● **Action item**: The entries follow. Print each one exactly.

*** Dataset content ***

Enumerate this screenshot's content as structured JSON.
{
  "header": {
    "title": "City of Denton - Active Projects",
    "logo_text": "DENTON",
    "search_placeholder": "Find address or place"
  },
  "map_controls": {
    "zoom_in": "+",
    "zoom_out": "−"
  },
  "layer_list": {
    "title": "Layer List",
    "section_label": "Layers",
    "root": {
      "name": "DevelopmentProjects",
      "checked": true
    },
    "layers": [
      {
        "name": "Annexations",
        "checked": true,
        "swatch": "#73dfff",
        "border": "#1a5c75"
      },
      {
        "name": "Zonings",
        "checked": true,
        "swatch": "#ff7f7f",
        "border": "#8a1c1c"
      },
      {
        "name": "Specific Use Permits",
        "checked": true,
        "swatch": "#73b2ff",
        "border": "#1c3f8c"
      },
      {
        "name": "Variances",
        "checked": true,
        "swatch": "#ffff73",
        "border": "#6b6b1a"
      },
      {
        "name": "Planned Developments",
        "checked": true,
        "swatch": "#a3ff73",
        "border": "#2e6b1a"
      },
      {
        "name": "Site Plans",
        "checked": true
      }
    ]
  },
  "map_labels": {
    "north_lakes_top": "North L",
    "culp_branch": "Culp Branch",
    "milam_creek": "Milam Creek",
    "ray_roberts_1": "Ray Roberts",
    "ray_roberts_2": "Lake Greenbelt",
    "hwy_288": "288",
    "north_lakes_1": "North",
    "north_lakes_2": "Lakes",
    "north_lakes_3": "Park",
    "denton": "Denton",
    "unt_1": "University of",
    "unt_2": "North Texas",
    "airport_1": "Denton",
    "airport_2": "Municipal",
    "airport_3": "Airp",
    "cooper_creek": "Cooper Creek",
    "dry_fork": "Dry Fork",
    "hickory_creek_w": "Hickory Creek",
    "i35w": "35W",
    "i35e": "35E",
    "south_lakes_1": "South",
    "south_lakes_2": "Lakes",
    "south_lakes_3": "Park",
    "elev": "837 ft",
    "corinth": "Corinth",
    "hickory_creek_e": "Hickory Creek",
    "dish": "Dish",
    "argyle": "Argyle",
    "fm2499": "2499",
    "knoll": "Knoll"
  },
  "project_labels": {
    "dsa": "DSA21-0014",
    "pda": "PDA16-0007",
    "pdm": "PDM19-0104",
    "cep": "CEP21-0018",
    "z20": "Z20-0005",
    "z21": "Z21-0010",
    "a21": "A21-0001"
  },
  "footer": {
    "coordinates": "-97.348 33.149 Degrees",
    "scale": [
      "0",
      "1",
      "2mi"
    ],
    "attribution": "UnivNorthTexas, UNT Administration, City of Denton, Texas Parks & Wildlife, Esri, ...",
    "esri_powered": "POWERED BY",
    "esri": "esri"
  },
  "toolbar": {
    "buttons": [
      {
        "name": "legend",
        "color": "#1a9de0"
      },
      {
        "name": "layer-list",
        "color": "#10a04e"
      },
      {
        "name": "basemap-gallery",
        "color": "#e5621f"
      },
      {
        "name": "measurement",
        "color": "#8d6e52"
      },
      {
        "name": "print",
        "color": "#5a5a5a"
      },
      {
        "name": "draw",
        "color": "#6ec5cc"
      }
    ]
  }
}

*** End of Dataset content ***

● **Output of the exercise**:
Enumerate this screenshot's content as structured JSON.
{
  "header": {
    "title": "City of Denton - Active Projects",
    "logo_text": "DENTON",
    "search_placeholder": "Find address or place"
  },
  "map_controls": {
    "zoom_in": "+",
    "zoom_out": "−"
  },
  "layer_list": {
    "title": "Layer List",
    "section_label": "Layers",
    "root": {
      "name": "DevelopmentProjects",
      "checked": true
    },
    "layers": [
      {
        "name": "Annexations",
        "checked": true,
        "swatch": "#73dfff",
        "border": "#1a5c75"
      },
      {
        "name": "Zonings",
        "checked": true,
        "swatch": "#ff7f7f",
        "border": "#8a1c1c"
      },
      {
        "name": "Specific Use Permits",
        "checked": true,
        "swatch": "#73b2ff",
        "border": "#1c3f8c"
      },
      {
        "name": "Variances",
        "checked": true,
        "swatch": "#ffff73",
        "border": "#6b6b1a"
      },
      {
        "name": "Planned Developments",
        "checked": true,
        "swatch": "#a3ff73",
        "border": "#2e6b1a"
      },
      {
        "name": "Site Plans",
        "checked": true
      }
    ]
  },
  "map_labels": {
    "north_lakes_top": "North L",
    "culp_branch": "Culp Branch",
    "milam_creek": "Milam Creek",
    "ray_roberts_1": "Ray Roberts",
    "ray_roberts_2": "Lake Greenbelt",
    "hwy_288": "288",
    "north_lakes_1": "North",
    "north_lakes_2": "Lakes",
    "north_lakes_3": "Park",
    "denton": "Denton",
    "unt_1": "University of",
    "unt_2": "North Texas",
    "airport_1": "Denton",
    "airport_2": "Municipal",
    "airport_3": "Airp",
    "cooper_creek": "Cooper Creek",
    "dry_fork": "Dry Fork",
    "hickory_creek_w": "Hickory Creek",
    "i35w": "35W",
    "i35e": "35E",
    "south_lakes_1": "South",
    "south_lakes_2": "Lakes",
    "south_lakes_3": "Park",
    "elev": "837 ft",
    "corinth": "Corinth",
    "hickory_creek_e": "Hickory Creek",
    "dish": "Dish",
    "argyle": "Argyle",
    "fm2499": "2499",
    "knoll": "Knoll"
  },
  "project_labels": {
    "dsa": "DSA21-0014",
    "pda": "PDA16-0007",
    "pdm": "PDM19-0104",
    "cep": "CEP21-0018",
    "z20": "Z20-0005",
    "z21": "Z21-0010",
    "a21": "A21-0001"
  },
  "footer": {
    "coordinates": "-97.348 33.149 Degrees",
    "scale": [
      "0",
      "1",
      "2mi"
    ],
    "attribution": "UnivNorthTexas, UNT Administration, City of Denton, Texas Parks & Wildlife, Esri, ...",
    "esri_powered": "POWERED BY",
    "esri": "esri"
  },
  "toolbar": {
    "buttons": [
      {
        "name": "legend",
        "color": "#1a9de0"
      },
      {
        "name": "layer-list",
        "color": "#10a04e"
      },
      {
        "name": "basemap-gallery",
        "color": "#e5621f"
      },
      {
        "name": "measurement",
        "color": "#8d6e52"
      },
      {
        "name": "print",
        "color": "#5a5a5a"
      },
      {
        "name": "draw",
        "color": "#6ec5cc"
      }
    ]
  }
}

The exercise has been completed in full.